References in classic literature ?
Sara only meant she didn't want you to go to any bother on our account."
"Hang the troublesome rubbage, ther's TEN now!" and she looked huffy and bothered both.
"Run along, Vic, and bother some one else," advised Scraps.
"Don't let their condition make you unhappy, ma'am, because I'll soon have them crowding 'round to bother and worry you as naturally as ever.
'Bother them,' said she; 'I'm playin' for something bigger than ivory nuts.
"Yes, that was what used to bother Father Joseph, and Brother Dutton," Brissenden replied.
He turned the matter over judicially in his mind and concluded that even though he cared not a jot for Rose, at least he could think of no other woman who could carry a larger share of the drudgery in their dusty lives, help save more and, on the whole, bother him less.
They bothered him with their dinky deals, with their scrimping and scratching, and their sneaky attempts to hide their ugliness by the observance of one set day of sanctuary.

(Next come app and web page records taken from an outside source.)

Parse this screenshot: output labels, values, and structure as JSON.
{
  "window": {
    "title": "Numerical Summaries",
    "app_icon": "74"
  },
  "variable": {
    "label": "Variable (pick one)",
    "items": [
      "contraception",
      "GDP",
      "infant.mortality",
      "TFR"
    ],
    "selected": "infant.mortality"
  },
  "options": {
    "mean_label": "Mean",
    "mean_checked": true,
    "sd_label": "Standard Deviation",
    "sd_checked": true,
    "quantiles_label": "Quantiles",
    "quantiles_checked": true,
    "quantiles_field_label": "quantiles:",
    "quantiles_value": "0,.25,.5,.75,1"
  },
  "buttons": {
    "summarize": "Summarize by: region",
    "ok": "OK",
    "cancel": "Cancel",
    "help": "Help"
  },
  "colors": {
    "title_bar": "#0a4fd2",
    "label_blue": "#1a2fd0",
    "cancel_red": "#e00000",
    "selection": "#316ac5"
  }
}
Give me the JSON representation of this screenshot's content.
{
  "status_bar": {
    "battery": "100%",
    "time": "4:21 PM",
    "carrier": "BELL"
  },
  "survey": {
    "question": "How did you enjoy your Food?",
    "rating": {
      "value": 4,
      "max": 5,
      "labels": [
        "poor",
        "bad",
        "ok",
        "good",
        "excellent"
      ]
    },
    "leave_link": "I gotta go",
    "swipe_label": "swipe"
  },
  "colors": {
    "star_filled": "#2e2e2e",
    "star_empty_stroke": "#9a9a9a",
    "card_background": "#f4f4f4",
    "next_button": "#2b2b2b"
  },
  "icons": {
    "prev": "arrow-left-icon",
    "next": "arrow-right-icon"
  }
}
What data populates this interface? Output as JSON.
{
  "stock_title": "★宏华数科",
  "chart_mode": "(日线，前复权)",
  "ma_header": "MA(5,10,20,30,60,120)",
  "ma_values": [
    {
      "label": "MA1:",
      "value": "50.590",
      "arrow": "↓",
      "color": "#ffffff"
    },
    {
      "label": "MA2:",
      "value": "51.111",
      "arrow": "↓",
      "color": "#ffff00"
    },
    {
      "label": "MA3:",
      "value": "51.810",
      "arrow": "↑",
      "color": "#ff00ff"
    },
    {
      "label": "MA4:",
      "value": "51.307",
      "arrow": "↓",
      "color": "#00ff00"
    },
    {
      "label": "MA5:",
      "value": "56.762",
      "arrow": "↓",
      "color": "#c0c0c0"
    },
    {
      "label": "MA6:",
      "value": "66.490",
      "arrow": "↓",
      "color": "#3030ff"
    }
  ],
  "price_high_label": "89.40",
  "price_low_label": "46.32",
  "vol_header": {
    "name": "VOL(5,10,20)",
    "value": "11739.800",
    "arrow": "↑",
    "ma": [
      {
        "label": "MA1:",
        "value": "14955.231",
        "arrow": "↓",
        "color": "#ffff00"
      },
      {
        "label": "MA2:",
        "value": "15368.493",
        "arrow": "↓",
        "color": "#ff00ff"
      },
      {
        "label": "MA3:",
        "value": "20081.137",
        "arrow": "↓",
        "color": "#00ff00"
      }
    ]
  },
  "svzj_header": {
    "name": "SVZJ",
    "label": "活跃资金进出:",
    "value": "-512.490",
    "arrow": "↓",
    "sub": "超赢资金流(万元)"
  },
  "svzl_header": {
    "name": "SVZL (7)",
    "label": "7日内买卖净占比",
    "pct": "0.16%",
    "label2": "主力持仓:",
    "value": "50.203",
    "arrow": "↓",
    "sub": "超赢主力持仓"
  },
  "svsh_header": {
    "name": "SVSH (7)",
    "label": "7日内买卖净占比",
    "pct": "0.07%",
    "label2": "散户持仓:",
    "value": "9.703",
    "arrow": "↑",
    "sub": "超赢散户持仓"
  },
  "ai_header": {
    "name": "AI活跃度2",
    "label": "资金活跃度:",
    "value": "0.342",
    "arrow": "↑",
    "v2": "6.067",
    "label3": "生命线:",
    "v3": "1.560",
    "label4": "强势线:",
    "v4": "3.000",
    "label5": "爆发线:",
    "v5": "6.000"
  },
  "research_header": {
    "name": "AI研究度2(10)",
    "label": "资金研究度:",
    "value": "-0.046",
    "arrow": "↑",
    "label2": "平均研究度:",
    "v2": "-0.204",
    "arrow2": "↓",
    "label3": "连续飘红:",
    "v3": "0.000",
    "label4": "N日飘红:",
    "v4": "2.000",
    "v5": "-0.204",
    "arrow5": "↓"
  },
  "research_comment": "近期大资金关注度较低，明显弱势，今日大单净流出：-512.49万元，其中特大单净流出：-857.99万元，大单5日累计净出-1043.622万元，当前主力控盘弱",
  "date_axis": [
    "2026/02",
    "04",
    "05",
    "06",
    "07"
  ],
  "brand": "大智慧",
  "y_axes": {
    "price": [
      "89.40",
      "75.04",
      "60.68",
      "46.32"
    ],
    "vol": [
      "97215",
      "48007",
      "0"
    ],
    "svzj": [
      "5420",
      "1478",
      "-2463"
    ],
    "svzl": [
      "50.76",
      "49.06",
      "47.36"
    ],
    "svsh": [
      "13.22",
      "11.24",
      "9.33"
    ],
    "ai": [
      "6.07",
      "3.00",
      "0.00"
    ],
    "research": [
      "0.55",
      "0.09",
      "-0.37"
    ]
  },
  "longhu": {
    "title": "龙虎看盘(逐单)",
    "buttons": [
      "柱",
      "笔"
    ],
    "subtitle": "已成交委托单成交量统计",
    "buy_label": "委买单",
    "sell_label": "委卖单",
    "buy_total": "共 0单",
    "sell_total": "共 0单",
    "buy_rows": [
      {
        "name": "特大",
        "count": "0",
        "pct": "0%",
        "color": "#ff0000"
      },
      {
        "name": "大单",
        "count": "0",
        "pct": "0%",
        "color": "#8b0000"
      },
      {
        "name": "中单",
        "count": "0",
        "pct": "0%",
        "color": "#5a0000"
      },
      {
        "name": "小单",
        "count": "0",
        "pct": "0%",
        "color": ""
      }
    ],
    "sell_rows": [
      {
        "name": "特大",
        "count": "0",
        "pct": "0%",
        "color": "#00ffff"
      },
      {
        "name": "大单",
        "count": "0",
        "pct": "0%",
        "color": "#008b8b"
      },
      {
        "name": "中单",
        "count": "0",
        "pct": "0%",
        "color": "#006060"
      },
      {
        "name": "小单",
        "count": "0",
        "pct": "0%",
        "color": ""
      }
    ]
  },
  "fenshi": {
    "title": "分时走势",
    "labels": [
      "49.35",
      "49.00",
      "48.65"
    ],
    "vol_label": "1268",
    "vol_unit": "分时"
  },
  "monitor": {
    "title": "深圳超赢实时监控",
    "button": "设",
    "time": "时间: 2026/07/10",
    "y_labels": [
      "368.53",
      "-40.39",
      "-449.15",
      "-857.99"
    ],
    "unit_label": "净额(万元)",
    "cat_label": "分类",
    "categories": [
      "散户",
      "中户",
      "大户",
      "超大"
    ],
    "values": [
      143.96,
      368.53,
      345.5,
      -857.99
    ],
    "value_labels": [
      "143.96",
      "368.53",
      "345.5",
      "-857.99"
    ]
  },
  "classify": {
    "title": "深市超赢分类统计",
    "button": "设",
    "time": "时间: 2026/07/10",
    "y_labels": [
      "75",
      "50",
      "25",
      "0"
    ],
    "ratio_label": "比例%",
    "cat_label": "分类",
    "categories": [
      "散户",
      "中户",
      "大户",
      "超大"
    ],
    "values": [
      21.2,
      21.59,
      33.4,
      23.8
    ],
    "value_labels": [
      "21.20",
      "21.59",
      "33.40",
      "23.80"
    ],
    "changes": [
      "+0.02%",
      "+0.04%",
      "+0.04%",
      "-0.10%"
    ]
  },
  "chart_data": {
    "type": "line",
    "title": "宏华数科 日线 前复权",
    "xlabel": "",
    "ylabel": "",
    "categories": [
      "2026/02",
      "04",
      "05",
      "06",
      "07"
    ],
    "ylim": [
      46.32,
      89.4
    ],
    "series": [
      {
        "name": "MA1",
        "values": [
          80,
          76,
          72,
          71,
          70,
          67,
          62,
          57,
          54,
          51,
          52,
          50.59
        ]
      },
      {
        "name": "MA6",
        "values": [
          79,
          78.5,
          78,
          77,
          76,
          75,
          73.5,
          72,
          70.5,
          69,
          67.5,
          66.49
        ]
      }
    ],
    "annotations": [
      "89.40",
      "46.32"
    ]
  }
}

'Then she began to bother me, and I said I'd had enough plague with the tiresome thing; we each had our tasks, and hers was to wait on Linton: Mr.
Joseph was fain, I believe, of the lad's removal; Hareton seemed a thought bothered: though he was more taken up with staring at Catherine than thinking of Linton.
And Dunsey bothered me for the money, and I let him have it, because I hoped I should be able to pay it you before this."
They did not bother to cross the bridges over the brooks, but when they came to a stream they stepped high and walked in the air to the other side.